Tuesday, January 8, 2019
By NATARIO McKENZIE
Tribune Business Reporter
A well-known QC yesterday said predicted that the proposed five per cent stamp tax on web shop patrons will push them to gamble illegally and have the opposite effect to the Government’s intention.
Wayne Munroe QC, who represents the Island Game and Paradise Games chains, told Tribune Business he was preparing to submit a response to the attorney general, Carl Bethel QC, on the matter and the rate of “sliding scale” taxation being imposed on web shops.
Declining to discuss particulars, Mr Munroe said: “We are addressing what we say is the rate of taxation on the web shops, and we want to also put something for them to think about on the patron stamp duty because we feel that will have an adverse effect on their goal to maximise the taxation of the industry. It also has the ability push patrons to gamble illegally. When they gamble illegally their aren’t under the controls of the Gaming Board.’
“They say they want to impose a patron tax to help pay for the social problems created by gambling. The Gaming Board has banned a lot of people for life for gaming, which couldn’t happen before in the industry. I told my clients that it’s their fault that they’re not doing a good job at making that known.”
The Government and web shops have been at odds ever since the 2018-2019 budget, and its new and increased taxes for the sector, which were unveiled on May 30, 2018. The industry continues to argue it was denied due process, via a lack of proper consultation, over both the “sliding scale” taxation structure and the five percent “patron tax”.

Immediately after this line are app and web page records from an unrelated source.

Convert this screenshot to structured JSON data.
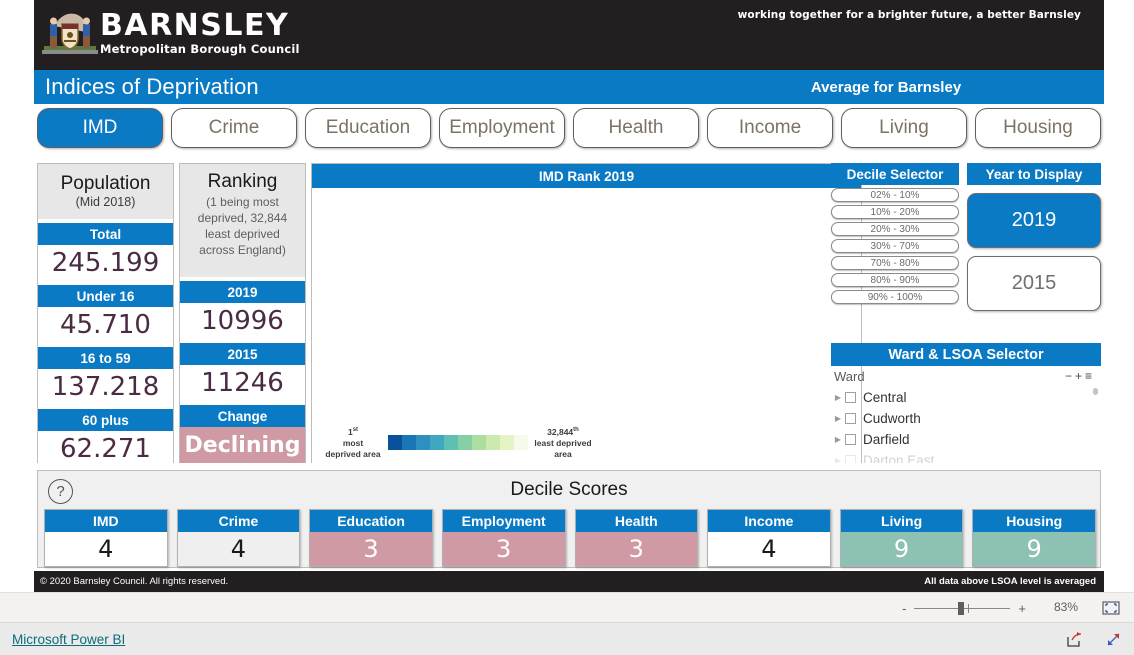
{
  "brand": {
    "name": "BARNSLEY",
    "subtitle": "Metropolitan Borough Council",
    "tagline": "working together for a brighter future, a better Barnsley",
    "crest_icon": "barnsley-coat-of-arms-icon"
  },
  "title_bar": {
    "title": "Indices of Deprivation",
    "subtitle": "Average for Barnsley",
    "accent_color": "#0b7ac4"
  },
  "tabs": [
    {
      "label": "IMD",
      "selected": true
    },
    {
      "label": "Crime",
      "selected": false
    },
    {
      "label": "Education",
      "selected": false
    },
    {
      "label": "Employment",
      "selected": false
    },
    {
      "label": "Health",
      "selected": false
    },
    {
      "label": "Income",
      "selected": false
    },
    {
      "label": "Living",
      "selected": false
    },
    {
      "label": "Housing",
      "selected": false
    }
  ],
  "population": {
    "title": "Population",
    "subtitle": "(Mid 2018)",
    "rows": [
      {
        "label": "Total",
        "value": "245.199"
      },
      {
        "label": "Under 16",
        "value": "45.710"
      },
      {
        "label": "16 to 59",
        "value": "137.218"
      },
      {
        "label": "60 plus",
        "value": "62.271"
      }
    ]
  },
  "ranking": {
    "title": "Ranking",
    "subtitle": "(1 being most deprived, 32,844 least deprived across England)",
    "rows": [
      {
        "label": "2019",
        "value": "10996",
        "style": "plain"
      },
      {
        "label": "2015",
        "value": "11246",
        "style": "plain"
      },
      {
        "label": "Change",
        "value": "Declining",
        "style": "bad"
      }
    ]
  },
  "map_visual": {
    "title": "IMD Rank 2019",
    "legend_low_rank": "1",
    "legend_low_suffix": "st",
    "legend_low_text": "most deprived area",
    "legend_high_rank": "32,844",
    "legend_high_suffix": "th",
    "legend_high_text": "least deprived area",
    "legend_colors": [
      "#08519c",
      "#1b76b8",
      "#2e8fc0",
      "#3fa7bf",
      "#5fbfb2",
      "#86cfa4",
      "#aadfa0",
      "#cceaae",
      "#e6f3c4",
      "#f5faea"
    ]
  },
  "decile_selector": {
    "title": "Decile Selector",
    "options": [
      "02% - 10%",
      "10% - 20%",
      "20% - 30%",
      "30% - 70%",
      "70% - 80%",
      "80% - 90%",
      "90% - 100%"
    ]
  },
  "year_selector": {
    "title": "Year to Display",
    "options": [
      {
        "label": "2019",
        "selected": true
      },
      {
        "label": "2015",
        "selected": false
      }
    ]
  },
  "ward_selector": {
    "title": "Ward & LSOA Selector",
    "column_header": "Ward",
    "tools": [
      "collapse-all-icon",
      "expand-all-icon",
      "menu-icon"
    ],
    "items": [
      {
        "label": "Central",
        "checked": false
      },
      {
        "label": "Cudworth",
        "checked": false
      },
      {
        "label": "Darfield",
        "checked": false
      },
      {
        "label": "Darton East",
        "checked": false
      }
    ]
  },
  "decile_scores": {
    "title": "Decile Scores",
    "help_icon": "question-mark-icon",
    "items": [
      {
        "label": "IMD",
        "value": "4",
        "style": "white"
      },
      {
        "label": "Crime",
        "value": "4",
        "style": "grey"
      },
      {
        "label": "Education",
        "value": "3",
        "style": "rose"
      },
      {
        "label": "Employment",
        "value": "3",
        "style": "rose"
      },
      {
        "label": "Health",
        "value": "3",
        "style": "rose"
      },
      {
        "label": "Income",
        "value": "4",
        "style": "white"
      },
      {
        "label": "Living",
        "value": "9",
        "style": "teal"
      },
      {
        "label": "Housing",
        "value": "9",
        "style": "teal"
      }
    ],
    "rose_color": "#cf9aa3",
    "teal_color": "#8cc1b4"
  },
  "report_footer": {
    "copyright": "© 2020 Barnsley Council. All rights reserved.",
    "note": "All data above LSOA level is averaged"
  },
  "powerbi": {
    "zoom_out_label": "-",
    "zoom_in_label": "+",
    "zoom_level": "83%",
    "fit_icon": "fit-to-page-icon",
    "link_label": "Microsoft Power BI",
    "share_icon": "share-icon",
    "fullscreen_icon": "fullscreen-icon"
  }
}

Speaking to the discussions with the attorney general, Mr Munroe said: “We had a meeting December 3. We thought that the attorney general was to get back to us. He thought it was the other way around.
“When we had a meeting on December 21 there was a little misunderstanding that caused us to get off to a little rocky start. Knowing the nature of Mr Bethel, having been in practice with him and against him, I think the balance of the meeting was productive and we left to put proposals to them.”
He added: “I know that he has rejected the proposal Mr Sears put to him. Due to work commitments, holiday travel commitments and health issues I only met with my clients on Friday. I kept the attorney general updated and I’m in the process now of sending him our position. I can’t say the Government is negotiating in good faith or bad faith. I can say that this isn’t unlike many other negotiations I have been involved with.”